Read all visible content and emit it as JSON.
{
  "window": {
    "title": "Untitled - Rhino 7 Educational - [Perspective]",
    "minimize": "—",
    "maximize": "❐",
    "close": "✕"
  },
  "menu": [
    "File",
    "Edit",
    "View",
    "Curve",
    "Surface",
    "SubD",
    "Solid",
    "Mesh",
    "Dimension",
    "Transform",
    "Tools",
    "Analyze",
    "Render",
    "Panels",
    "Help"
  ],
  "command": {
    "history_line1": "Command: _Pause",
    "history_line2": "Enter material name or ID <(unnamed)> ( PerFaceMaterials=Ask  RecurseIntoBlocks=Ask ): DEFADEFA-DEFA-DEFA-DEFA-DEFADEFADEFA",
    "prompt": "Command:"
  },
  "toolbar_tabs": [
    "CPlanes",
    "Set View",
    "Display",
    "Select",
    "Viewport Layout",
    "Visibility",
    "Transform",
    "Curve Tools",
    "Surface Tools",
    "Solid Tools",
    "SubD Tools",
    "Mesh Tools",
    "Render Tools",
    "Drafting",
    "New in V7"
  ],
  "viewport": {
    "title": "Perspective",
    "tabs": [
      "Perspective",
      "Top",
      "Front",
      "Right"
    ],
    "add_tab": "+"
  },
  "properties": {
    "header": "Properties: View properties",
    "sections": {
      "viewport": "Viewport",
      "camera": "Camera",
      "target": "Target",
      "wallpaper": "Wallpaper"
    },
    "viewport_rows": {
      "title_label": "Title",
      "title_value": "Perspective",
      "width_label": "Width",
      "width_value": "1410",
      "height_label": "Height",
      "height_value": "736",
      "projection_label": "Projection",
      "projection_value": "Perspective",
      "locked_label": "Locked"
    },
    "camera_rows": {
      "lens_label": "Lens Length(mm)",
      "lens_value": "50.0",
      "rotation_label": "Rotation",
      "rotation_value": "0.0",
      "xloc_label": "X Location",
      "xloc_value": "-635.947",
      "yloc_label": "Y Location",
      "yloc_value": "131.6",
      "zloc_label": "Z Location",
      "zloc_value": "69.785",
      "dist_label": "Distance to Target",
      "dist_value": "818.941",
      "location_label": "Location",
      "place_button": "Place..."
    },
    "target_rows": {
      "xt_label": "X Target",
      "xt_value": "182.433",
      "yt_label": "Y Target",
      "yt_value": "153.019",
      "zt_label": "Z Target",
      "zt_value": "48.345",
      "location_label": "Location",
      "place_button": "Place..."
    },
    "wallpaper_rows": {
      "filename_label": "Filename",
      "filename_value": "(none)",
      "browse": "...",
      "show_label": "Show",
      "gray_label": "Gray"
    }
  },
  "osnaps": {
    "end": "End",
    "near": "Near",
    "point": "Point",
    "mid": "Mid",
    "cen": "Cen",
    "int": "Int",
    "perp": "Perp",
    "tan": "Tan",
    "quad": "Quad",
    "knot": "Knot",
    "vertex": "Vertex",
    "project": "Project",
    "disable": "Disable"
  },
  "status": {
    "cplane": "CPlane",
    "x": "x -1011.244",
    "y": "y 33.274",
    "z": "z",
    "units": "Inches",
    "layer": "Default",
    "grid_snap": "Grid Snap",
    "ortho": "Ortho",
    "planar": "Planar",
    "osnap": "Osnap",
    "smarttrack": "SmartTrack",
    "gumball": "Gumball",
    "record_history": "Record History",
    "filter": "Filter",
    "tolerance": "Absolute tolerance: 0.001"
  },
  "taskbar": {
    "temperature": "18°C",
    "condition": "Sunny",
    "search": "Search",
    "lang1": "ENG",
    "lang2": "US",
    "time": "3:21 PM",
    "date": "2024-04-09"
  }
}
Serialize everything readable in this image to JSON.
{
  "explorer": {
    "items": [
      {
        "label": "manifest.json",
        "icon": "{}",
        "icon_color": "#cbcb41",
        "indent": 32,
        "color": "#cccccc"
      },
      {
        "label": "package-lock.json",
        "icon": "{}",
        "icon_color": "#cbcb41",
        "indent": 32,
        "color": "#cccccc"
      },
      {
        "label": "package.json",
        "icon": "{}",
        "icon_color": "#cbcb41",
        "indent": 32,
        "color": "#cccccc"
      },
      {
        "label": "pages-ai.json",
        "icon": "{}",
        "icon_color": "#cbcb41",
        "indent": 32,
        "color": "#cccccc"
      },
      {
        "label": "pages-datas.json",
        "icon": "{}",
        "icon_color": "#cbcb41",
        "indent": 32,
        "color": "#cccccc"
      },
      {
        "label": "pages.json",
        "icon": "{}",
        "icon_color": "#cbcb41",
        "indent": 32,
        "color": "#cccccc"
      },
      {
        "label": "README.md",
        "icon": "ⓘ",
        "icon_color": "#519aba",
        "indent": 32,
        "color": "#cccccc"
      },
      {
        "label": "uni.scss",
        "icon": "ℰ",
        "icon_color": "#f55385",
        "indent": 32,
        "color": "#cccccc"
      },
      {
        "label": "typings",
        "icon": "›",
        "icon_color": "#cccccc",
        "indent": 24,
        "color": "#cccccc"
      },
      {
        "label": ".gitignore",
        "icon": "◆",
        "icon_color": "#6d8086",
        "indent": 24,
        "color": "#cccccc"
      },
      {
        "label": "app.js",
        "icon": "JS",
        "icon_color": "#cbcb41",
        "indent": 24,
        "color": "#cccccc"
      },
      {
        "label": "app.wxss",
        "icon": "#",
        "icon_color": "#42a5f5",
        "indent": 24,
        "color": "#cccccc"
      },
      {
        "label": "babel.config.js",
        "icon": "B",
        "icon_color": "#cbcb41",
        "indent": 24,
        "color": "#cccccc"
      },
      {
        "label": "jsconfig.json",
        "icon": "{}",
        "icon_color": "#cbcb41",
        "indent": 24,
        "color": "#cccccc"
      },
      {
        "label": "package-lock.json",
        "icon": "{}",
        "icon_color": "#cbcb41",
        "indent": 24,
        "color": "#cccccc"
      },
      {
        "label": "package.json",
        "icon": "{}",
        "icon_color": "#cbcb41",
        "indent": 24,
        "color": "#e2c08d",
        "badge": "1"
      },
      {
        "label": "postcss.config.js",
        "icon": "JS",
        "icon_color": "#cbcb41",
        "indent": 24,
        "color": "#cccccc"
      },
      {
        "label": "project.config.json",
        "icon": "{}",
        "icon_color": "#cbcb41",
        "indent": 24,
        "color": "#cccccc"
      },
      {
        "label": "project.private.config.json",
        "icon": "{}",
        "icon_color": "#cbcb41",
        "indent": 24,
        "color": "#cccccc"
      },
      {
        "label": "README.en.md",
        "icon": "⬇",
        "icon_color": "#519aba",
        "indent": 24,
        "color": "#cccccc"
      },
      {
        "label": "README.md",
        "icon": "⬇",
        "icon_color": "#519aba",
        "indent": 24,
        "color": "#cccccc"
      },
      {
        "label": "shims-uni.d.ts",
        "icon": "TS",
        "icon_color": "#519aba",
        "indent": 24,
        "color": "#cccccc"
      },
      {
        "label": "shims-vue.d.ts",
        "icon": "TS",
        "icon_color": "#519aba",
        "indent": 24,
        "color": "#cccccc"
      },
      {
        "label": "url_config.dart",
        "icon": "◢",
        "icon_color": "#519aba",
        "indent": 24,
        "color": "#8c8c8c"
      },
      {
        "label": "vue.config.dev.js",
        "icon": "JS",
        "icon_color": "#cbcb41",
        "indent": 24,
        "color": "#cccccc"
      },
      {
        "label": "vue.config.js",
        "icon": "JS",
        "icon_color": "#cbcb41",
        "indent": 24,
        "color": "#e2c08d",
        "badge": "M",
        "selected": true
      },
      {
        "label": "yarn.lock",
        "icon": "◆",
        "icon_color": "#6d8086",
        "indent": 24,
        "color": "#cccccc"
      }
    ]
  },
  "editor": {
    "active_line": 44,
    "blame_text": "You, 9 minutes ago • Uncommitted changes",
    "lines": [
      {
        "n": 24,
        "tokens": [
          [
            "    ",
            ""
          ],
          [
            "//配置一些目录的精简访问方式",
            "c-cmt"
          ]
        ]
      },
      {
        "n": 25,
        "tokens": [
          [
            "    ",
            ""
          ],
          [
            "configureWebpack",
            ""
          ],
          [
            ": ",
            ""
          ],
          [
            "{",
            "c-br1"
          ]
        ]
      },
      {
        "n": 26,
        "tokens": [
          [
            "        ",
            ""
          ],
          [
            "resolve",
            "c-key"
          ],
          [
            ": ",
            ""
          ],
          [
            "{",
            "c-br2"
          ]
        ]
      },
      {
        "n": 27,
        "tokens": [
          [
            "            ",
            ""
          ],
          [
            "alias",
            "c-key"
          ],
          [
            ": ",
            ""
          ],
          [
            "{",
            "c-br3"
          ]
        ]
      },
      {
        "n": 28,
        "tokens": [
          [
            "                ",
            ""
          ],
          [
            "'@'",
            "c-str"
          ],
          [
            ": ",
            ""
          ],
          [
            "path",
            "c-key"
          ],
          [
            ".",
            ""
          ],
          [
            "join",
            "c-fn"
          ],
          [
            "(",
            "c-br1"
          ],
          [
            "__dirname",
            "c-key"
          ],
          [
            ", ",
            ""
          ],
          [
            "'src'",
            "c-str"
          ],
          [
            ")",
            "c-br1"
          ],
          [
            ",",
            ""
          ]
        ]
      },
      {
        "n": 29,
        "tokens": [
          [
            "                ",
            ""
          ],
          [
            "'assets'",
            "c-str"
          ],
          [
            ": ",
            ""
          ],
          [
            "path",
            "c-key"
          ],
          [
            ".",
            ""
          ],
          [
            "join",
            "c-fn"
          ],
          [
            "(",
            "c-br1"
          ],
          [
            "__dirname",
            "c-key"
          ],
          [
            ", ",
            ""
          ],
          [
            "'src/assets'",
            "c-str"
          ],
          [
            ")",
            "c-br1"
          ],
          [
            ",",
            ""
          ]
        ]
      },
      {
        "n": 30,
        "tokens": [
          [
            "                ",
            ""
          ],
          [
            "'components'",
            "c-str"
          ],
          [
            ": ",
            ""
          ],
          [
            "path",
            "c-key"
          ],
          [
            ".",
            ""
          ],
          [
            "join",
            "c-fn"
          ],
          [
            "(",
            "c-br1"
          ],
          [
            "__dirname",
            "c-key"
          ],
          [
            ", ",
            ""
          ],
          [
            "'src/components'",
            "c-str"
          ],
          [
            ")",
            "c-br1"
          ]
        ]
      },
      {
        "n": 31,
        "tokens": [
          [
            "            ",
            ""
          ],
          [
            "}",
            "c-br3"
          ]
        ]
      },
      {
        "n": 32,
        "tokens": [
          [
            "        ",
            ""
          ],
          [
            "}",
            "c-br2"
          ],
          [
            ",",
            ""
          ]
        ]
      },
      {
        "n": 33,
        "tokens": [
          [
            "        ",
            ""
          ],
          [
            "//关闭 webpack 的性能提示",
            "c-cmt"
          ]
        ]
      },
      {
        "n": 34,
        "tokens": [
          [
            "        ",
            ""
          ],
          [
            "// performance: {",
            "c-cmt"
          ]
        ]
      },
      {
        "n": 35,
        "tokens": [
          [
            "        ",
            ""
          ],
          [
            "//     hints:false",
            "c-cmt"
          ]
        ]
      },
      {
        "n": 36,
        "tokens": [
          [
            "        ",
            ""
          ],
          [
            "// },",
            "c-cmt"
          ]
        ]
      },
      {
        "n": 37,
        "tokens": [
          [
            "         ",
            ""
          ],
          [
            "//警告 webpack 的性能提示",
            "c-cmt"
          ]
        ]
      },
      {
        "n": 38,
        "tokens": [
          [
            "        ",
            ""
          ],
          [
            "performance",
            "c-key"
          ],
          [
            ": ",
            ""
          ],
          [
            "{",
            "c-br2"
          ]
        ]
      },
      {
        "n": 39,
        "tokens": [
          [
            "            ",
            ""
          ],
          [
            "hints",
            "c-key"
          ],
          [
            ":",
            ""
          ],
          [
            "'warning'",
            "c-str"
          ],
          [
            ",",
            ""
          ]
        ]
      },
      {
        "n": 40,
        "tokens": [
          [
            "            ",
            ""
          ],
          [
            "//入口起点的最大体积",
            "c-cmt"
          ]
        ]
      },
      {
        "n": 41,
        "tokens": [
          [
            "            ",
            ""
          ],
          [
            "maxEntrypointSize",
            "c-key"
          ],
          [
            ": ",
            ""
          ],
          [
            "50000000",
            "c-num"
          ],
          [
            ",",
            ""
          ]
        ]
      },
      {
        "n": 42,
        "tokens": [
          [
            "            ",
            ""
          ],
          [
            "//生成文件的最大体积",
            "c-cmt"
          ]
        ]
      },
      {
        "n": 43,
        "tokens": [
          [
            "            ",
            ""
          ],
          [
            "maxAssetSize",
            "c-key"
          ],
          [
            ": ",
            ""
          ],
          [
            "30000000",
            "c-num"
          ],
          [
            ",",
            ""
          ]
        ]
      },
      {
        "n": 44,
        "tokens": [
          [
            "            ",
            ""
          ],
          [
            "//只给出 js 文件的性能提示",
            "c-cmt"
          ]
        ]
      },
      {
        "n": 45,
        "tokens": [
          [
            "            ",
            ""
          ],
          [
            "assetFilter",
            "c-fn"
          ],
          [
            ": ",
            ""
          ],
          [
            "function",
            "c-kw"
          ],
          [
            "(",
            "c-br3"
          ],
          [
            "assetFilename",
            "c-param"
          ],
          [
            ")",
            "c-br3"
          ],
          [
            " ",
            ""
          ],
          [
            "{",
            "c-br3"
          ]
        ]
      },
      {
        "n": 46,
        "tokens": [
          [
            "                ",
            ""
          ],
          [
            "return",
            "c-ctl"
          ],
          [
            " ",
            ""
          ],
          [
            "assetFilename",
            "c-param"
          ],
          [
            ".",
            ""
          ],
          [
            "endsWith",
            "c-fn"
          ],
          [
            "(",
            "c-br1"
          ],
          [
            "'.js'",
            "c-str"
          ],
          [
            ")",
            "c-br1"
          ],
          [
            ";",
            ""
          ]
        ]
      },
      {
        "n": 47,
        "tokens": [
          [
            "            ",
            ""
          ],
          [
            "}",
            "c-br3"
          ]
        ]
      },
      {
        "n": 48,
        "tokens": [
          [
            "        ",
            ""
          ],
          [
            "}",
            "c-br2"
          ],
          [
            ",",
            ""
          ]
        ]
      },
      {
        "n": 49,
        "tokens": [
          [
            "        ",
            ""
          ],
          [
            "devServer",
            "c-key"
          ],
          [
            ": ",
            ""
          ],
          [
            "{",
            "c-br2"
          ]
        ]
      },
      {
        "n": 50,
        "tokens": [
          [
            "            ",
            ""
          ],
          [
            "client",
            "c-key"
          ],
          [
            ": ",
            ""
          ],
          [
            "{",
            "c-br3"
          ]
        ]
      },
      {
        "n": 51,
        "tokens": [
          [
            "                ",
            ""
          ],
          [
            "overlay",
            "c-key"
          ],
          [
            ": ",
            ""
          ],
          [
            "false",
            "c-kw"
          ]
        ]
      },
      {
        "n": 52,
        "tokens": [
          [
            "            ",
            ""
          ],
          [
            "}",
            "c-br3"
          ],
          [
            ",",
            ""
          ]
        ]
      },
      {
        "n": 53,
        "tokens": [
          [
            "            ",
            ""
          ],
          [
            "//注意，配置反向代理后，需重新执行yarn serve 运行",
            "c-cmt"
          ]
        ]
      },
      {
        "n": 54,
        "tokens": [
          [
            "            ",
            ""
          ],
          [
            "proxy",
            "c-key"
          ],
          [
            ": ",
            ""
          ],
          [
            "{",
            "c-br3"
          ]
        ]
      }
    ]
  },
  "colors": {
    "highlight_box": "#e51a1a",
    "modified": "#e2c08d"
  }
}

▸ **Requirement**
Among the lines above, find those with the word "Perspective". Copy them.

▸ **Task output**
    "title": "Untitled - Rhino 7 Educational - [Perspective]",
    "title": "Perspective",
      "Perspective",
      "title_value": "Perspective",
      "projection_value": "Perspective",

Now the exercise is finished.